§ Task details
From the material beneath, pull every line with the word "JSON".

=== Section Start ===

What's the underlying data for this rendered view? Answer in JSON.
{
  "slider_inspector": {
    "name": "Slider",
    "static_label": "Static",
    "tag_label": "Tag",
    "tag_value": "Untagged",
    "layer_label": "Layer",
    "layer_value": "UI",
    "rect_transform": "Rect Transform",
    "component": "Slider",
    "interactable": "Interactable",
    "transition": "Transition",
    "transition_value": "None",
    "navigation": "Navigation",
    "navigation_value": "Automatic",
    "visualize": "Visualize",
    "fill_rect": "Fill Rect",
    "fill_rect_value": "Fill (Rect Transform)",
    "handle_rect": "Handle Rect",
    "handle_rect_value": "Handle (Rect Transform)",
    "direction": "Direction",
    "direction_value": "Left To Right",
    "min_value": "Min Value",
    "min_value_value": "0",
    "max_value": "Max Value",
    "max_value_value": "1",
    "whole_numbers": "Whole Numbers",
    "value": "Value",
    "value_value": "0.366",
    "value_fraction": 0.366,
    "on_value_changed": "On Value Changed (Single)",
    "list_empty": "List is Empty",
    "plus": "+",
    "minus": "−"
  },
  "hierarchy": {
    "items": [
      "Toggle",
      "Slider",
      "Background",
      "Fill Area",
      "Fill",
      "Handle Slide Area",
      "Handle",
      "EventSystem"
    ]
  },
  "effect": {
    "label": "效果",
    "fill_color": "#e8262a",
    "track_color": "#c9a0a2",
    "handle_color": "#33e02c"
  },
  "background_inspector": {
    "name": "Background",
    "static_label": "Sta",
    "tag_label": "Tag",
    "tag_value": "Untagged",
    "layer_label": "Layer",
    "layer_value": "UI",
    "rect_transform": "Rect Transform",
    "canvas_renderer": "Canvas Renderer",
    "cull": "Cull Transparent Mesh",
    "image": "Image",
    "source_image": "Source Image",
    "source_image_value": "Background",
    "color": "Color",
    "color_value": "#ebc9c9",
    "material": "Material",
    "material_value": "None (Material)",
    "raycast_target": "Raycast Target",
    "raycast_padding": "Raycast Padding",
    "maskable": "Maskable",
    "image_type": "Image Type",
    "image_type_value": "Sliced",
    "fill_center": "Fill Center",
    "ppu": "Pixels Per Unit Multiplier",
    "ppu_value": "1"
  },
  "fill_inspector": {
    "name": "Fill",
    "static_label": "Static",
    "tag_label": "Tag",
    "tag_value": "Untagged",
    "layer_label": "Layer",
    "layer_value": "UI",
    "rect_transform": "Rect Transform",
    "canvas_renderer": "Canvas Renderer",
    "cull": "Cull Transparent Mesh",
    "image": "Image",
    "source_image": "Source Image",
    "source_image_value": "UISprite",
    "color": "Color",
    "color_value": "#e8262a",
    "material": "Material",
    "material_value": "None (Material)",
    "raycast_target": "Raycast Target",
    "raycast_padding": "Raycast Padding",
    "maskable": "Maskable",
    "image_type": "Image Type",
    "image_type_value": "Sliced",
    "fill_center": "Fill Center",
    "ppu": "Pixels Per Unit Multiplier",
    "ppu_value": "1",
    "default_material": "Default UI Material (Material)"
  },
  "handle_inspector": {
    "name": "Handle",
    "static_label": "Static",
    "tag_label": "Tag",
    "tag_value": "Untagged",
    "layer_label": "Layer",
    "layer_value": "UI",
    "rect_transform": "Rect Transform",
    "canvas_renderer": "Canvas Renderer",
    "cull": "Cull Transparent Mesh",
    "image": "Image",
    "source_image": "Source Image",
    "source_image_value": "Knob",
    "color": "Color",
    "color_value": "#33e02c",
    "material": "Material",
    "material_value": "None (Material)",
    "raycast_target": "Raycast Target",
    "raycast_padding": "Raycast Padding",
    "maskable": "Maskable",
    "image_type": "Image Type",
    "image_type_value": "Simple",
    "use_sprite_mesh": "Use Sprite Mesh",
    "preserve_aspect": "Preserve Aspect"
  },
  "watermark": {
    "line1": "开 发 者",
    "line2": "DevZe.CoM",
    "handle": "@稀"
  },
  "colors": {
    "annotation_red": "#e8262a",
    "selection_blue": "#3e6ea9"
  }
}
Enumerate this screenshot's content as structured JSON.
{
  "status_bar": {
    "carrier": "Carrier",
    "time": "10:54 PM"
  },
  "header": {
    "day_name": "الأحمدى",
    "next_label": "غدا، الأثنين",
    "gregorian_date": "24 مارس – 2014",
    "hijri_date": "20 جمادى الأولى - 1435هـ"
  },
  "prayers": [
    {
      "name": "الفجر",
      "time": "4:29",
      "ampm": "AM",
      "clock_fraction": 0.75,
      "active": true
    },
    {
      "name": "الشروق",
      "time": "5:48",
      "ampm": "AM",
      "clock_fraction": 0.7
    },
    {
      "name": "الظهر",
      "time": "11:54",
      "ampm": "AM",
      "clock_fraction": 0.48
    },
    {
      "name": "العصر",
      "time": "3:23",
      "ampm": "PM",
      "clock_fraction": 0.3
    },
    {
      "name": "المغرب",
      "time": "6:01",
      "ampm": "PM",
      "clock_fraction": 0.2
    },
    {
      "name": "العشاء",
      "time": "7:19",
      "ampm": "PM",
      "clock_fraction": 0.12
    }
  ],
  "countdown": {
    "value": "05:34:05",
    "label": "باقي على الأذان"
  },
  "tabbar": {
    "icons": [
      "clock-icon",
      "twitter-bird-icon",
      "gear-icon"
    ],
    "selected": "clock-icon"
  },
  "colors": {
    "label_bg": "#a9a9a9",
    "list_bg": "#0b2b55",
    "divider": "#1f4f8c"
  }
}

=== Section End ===

§ Written response
What's the underlying data for this rendered view? Answer in JSON.
Enumerate this screenshot's content as structured JSON.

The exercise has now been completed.